“When I first started, the biggest challenge was trying to figure out why the pellet was not hitting the middle,” commented Jason.
“It was like ‘I need to do something about that.’”
From then on, shooting practice has been about refining his style – what is called the shooting process. This involves many different factors, all which need to align to get an accurate shot.
However, Jason is quick to point out that, “at the end of the day, when it is all said and done, it is about how focused you are and how much concentration you have put into the shot.”
His shooting career exploded when he beat Michael Johnson at the New Zealand Cup event in February 2015. Michael is the benchmark in the world of Para-Shooting, and in beating him, Jason gained the belief in himself.
“When I did manage to beat him on that particular day, it was like, I can do this,” he says.
“That just gave me the confidence to take it to a new level.”
Later in 2015, at only his second IPC Shooting World Cup, Jason claimed bronze in the R5 event and secured another quota spot for New Zealand at the Rio 2016 Paralympic Games. The R5 discipline is the 10m Air Rifle Prone.
In the first round, competitors have 60-minutes to take 60 shots, with the top eight competitors advancing to the final. Then competitors get eight shots, after which the lowest scorer is eliminated. Every two shots from then on, someone is eliminated until the winner remains.

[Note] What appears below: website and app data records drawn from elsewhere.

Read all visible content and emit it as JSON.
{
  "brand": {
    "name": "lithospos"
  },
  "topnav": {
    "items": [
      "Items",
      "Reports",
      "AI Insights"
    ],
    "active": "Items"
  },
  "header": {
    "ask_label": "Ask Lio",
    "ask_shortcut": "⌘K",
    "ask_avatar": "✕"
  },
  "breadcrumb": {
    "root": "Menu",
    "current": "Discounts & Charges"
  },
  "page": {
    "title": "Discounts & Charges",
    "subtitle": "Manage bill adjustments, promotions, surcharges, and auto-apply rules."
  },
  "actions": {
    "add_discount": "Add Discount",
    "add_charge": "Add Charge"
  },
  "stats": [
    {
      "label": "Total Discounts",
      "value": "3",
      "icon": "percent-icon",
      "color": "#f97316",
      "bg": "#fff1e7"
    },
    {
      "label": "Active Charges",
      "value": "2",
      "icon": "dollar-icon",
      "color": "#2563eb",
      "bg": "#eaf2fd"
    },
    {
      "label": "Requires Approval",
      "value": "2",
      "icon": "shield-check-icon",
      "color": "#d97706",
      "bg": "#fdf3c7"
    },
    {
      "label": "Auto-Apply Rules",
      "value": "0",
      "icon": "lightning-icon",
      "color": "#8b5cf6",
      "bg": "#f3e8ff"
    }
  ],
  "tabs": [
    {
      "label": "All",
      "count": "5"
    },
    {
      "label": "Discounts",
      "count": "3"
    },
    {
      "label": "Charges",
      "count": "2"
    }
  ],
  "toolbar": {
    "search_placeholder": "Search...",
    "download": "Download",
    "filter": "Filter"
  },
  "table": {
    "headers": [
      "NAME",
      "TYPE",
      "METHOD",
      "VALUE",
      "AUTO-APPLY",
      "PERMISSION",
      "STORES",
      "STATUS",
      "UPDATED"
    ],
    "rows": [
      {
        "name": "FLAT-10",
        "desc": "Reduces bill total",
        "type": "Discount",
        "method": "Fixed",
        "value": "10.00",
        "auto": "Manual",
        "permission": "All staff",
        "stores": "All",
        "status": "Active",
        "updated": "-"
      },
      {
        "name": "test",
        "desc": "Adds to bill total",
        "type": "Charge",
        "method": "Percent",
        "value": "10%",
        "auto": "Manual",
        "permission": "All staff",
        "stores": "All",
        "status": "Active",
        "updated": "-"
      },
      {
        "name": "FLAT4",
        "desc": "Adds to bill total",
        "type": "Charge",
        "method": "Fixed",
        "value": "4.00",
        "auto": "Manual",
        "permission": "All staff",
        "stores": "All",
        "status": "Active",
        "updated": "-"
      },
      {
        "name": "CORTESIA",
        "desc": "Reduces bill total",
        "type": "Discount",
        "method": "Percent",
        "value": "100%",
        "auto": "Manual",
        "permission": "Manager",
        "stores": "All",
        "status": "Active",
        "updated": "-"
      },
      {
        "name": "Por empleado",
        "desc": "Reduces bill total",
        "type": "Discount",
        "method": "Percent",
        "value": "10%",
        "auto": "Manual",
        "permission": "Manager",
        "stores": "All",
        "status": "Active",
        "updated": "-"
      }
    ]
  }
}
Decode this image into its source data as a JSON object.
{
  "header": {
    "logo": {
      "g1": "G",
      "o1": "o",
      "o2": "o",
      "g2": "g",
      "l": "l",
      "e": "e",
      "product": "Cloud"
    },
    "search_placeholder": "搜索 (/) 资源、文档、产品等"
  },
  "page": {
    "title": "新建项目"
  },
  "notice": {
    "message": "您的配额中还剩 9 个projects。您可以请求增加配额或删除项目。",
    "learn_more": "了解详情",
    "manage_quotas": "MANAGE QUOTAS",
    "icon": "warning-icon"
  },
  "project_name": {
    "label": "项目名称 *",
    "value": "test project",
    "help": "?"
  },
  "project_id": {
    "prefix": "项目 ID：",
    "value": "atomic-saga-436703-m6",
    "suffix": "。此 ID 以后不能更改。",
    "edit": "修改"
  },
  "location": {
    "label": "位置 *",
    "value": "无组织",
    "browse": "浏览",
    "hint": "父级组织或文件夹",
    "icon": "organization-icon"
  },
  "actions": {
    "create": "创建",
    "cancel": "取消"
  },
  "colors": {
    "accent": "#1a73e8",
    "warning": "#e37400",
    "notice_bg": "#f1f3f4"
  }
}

To secure the final place in the New Zealand Paralympic team, Jason requires a minimum qualifying score in the 2016 IPC Shooting World Cup Dubai event which takes place early this year.
His disability classification allows him to shoot from a table and chair.
“I’m also allowed somebody to help me load my air rifle. This task is done by my dad, so it’s now a family sport for us,” he says.
“My dad Rene Eales had been with me every step (and shot) of the way. He also helps me analyse my performance using a custom written spreadsheet and has spent countless hours perfecting it so we can break down the competition into its smallest understandable part.”
While so far Jason has managed to fund his own way to competitions, achieving his goal of Paralympic representation has seen friends and workmates get behind him by starting a Givealittle page (www.givealittle.co.nz/cause/jasoneales/) to help fund upcoming events.
The $40,000 goal goes towards getting him to the 2016 IPC Shooting World Cup in Dubai (part of the selection criteria for Rio), Thailand and Poland (to improve his world ranking) and to help raise funds for an electronic target training system.
“Training is the most important activity right now, so the benefit of getting familiar with the target system that is used at World Cup and Olympic events is priceless.”
While hugely focused on achieving his Olympic dream, Jason’s ambitions don’t stop there. He plans to be the best – in the world.
For more information, visit Jasoneales.com